## RECORDS FOR THIS TASK
------------------------------

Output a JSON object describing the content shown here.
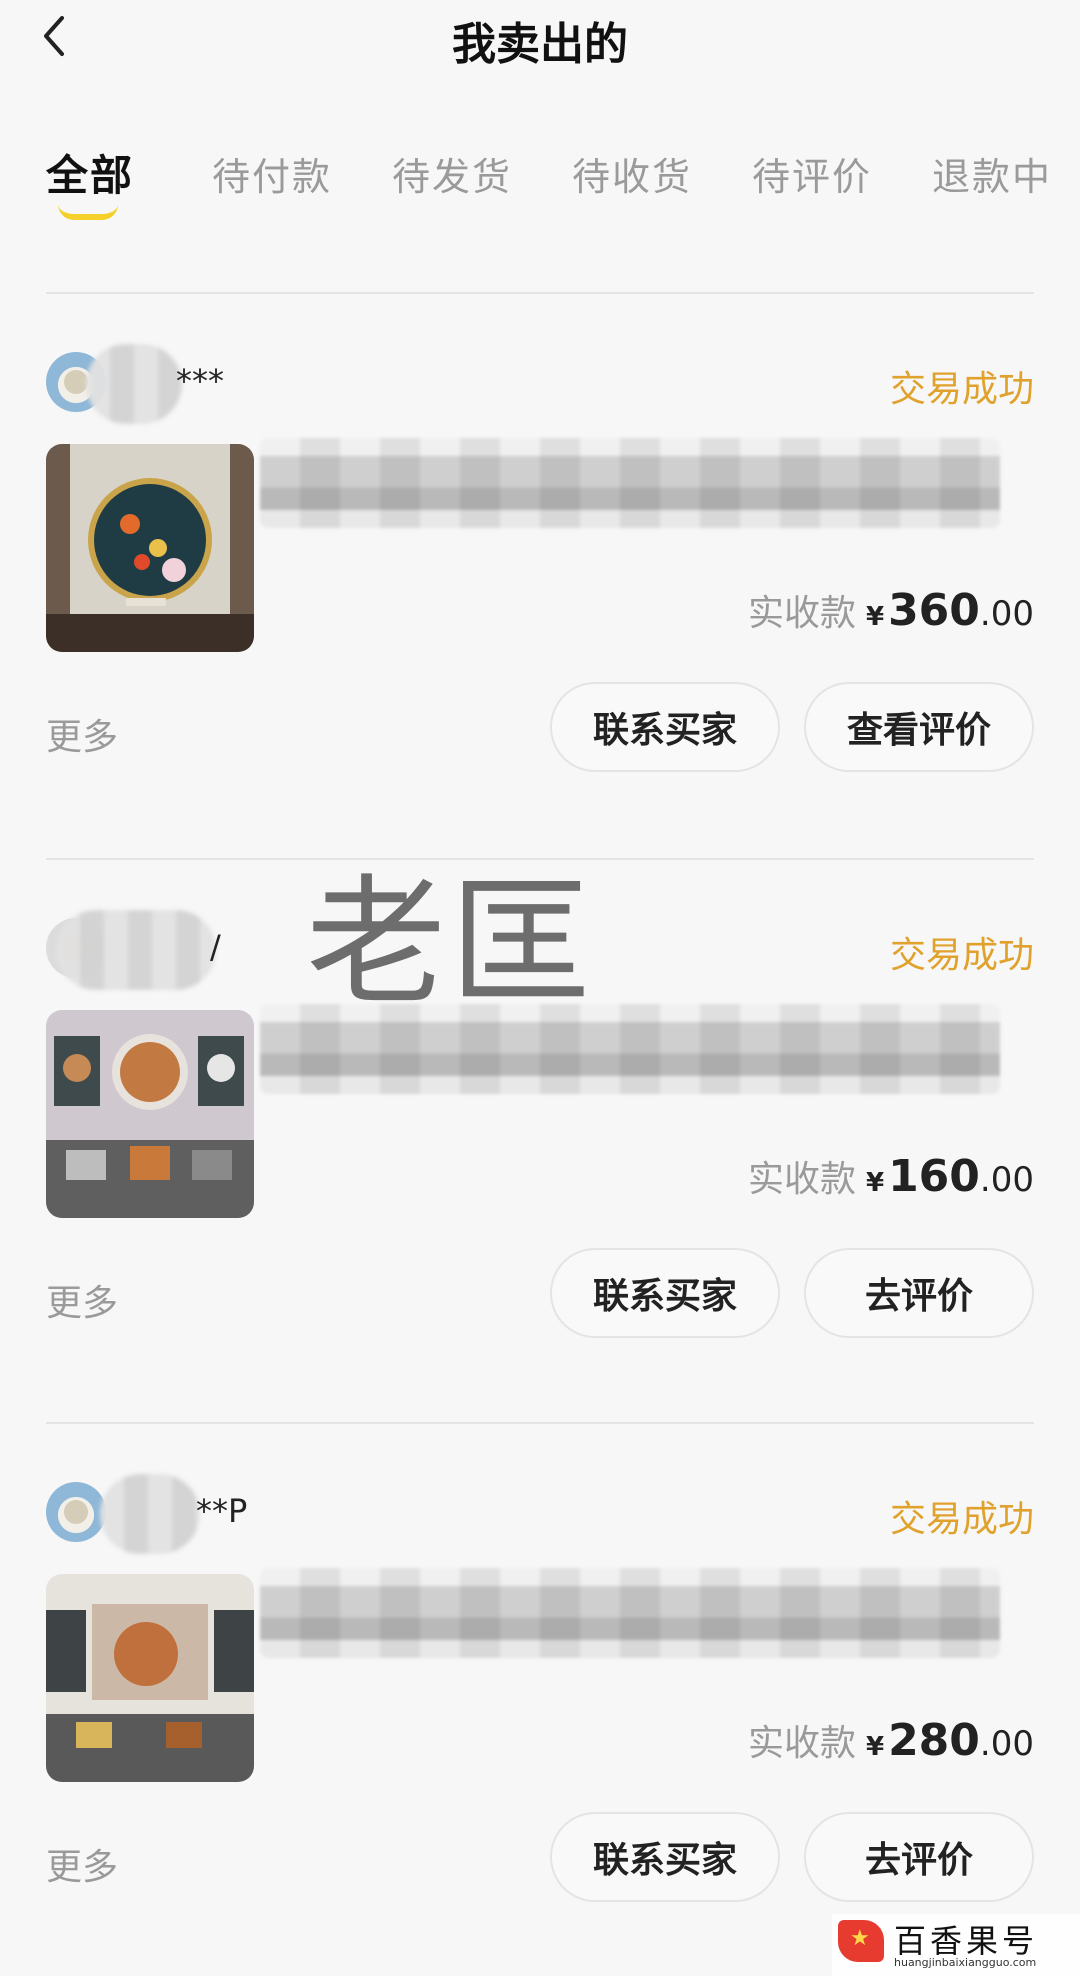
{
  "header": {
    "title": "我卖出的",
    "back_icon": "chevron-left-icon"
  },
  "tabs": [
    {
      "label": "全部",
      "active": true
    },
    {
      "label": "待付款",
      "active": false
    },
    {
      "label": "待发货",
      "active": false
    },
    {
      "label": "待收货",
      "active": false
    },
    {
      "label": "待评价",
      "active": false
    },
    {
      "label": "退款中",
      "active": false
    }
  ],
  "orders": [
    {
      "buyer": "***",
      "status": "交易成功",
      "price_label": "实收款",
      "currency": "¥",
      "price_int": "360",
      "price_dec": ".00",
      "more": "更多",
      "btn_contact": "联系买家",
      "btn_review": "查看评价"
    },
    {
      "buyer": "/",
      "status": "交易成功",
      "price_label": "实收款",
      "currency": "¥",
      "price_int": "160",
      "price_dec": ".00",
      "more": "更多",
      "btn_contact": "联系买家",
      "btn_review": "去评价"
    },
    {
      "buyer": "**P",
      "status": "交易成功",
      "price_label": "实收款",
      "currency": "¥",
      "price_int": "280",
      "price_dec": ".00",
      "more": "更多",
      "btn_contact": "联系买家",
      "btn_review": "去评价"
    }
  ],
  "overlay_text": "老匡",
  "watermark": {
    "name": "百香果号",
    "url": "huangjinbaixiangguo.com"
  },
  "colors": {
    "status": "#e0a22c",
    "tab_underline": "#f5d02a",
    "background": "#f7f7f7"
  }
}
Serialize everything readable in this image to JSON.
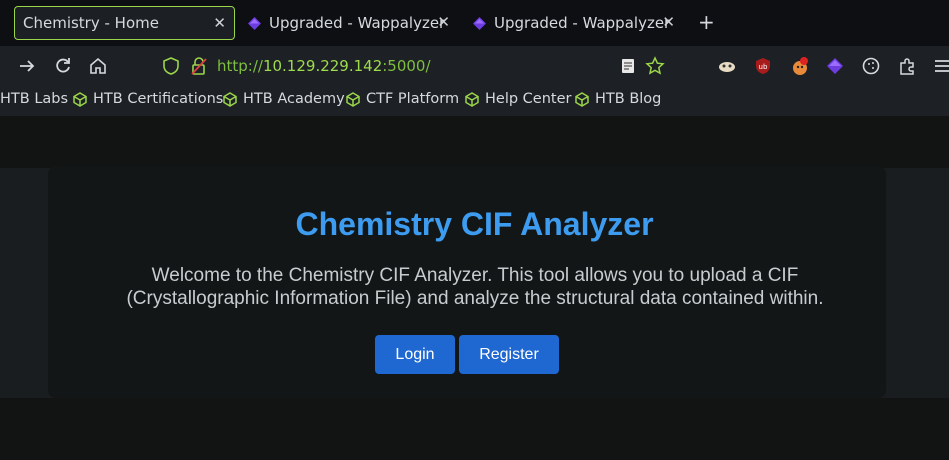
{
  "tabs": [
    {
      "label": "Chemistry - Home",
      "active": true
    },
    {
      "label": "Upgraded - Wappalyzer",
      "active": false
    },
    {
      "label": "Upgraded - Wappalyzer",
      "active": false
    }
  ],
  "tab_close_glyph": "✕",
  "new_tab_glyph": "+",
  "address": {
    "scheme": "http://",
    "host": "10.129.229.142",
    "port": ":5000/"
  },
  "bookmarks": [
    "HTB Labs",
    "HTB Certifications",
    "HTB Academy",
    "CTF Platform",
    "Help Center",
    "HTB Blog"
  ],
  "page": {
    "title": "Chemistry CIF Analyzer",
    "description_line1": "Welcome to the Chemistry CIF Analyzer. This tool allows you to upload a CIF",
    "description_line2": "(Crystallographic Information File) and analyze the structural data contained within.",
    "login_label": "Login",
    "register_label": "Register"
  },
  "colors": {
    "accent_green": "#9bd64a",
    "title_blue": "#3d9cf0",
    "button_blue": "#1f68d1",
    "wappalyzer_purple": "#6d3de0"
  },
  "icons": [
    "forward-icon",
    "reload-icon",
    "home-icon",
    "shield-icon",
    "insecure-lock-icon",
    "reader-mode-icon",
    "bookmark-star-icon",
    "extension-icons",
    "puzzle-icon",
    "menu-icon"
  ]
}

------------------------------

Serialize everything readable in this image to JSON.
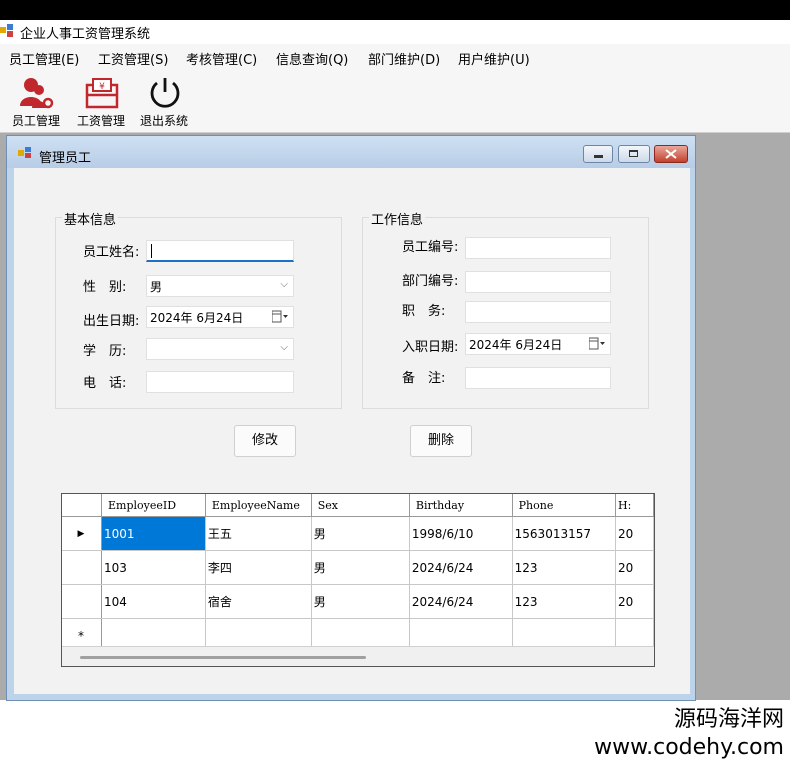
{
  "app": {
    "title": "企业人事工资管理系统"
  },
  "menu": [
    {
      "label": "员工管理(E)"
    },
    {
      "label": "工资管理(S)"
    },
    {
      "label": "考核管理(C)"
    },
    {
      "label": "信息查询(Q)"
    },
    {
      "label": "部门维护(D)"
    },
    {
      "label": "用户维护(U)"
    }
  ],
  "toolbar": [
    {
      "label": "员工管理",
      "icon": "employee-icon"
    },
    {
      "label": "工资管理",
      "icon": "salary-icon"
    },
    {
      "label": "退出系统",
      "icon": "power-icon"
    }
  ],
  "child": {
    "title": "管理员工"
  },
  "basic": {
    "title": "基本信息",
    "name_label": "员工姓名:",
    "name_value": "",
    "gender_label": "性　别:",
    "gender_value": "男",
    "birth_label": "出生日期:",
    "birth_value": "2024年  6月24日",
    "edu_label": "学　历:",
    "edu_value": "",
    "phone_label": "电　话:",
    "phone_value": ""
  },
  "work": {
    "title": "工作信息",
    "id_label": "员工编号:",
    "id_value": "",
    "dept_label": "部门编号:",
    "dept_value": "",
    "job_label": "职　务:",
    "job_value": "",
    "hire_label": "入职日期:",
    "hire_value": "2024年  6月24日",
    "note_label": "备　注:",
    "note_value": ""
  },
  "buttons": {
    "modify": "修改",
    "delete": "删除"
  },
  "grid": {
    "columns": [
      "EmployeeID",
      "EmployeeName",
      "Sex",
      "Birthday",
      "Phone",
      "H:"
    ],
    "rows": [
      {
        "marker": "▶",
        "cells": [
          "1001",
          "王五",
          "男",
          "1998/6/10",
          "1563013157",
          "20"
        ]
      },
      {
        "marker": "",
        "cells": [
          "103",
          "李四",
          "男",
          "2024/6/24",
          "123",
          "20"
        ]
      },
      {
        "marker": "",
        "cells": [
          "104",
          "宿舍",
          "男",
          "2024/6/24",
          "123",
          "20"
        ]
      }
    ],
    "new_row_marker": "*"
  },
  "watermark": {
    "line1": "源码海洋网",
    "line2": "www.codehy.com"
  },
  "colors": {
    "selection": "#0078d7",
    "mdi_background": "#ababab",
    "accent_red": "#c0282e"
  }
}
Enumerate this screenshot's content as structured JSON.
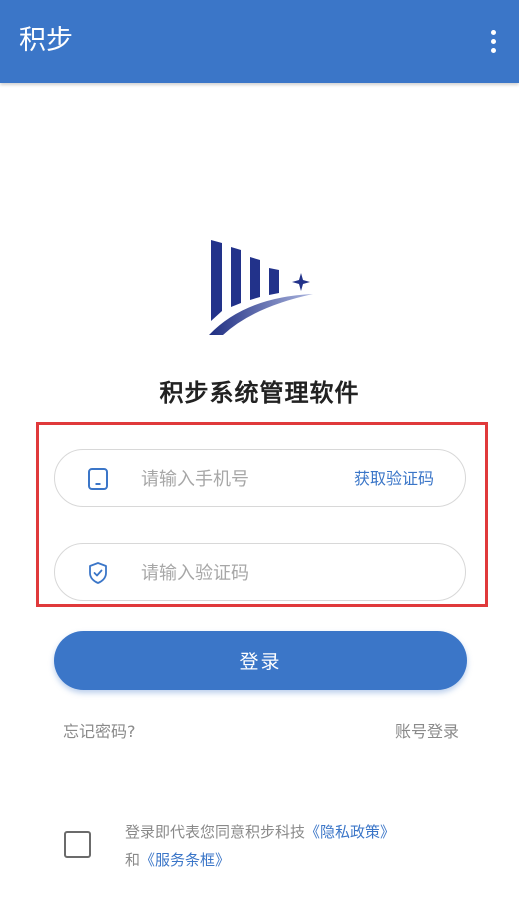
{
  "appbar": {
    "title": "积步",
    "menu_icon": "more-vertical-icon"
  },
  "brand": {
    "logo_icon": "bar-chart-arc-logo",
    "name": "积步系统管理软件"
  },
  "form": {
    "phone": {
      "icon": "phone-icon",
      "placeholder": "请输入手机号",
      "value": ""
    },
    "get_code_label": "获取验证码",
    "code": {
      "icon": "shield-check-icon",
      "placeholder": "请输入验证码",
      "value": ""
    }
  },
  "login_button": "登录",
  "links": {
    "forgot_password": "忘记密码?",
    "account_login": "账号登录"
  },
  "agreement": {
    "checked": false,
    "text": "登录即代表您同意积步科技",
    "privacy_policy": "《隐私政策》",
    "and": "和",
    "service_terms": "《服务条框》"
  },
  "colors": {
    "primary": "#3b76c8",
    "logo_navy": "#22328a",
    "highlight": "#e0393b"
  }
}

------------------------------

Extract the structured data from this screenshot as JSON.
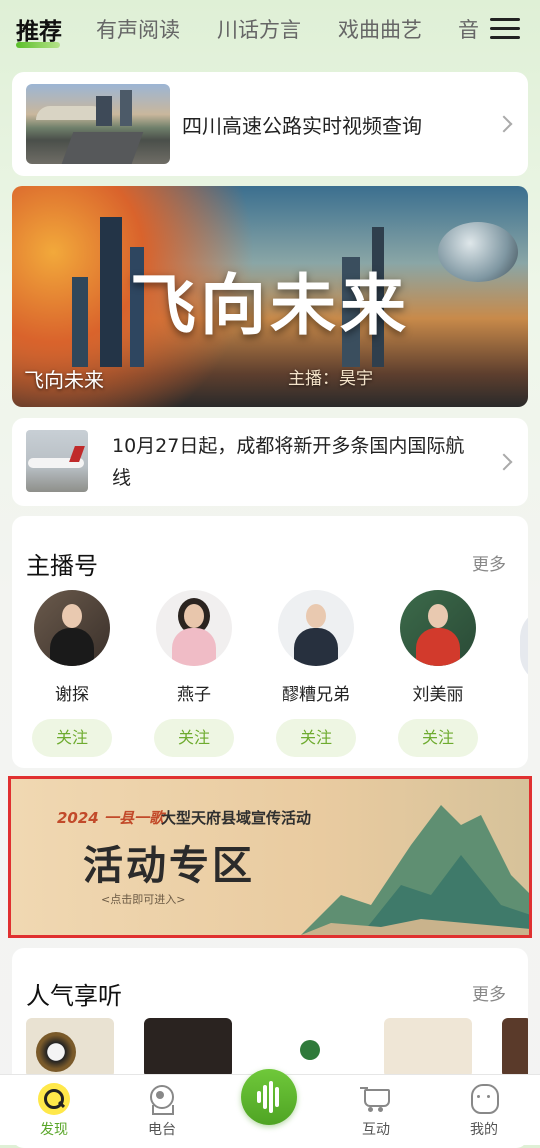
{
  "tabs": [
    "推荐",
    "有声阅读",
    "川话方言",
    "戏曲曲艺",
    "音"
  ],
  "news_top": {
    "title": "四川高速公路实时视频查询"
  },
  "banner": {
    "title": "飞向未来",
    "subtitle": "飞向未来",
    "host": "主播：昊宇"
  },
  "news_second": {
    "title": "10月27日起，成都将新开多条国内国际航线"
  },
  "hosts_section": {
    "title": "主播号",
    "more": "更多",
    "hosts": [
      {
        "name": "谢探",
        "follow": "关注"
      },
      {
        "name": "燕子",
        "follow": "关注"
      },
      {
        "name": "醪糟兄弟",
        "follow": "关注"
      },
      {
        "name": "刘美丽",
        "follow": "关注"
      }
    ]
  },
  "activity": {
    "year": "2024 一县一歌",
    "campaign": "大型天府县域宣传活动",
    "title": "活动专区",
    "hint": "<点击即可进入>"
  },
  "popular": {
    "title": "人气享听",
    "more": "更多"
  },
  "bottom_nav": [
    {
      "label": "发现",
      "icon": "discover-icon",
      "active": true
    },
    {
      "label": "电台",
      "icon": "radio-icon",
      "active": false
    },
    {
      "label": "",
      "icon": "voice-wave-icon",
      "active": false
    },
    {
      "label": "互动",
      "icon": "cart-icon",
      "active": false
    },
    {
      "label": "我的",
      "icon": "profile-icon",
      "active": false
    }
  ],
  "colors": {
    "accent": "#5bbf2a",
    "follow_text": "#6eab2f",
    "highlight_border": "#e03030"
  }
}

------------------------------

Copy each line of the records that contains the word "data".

    "description_line2": "(Crystallographic Information File) and analyze the structural data contained within.",
Extract the structured data from this screenshot as JSON.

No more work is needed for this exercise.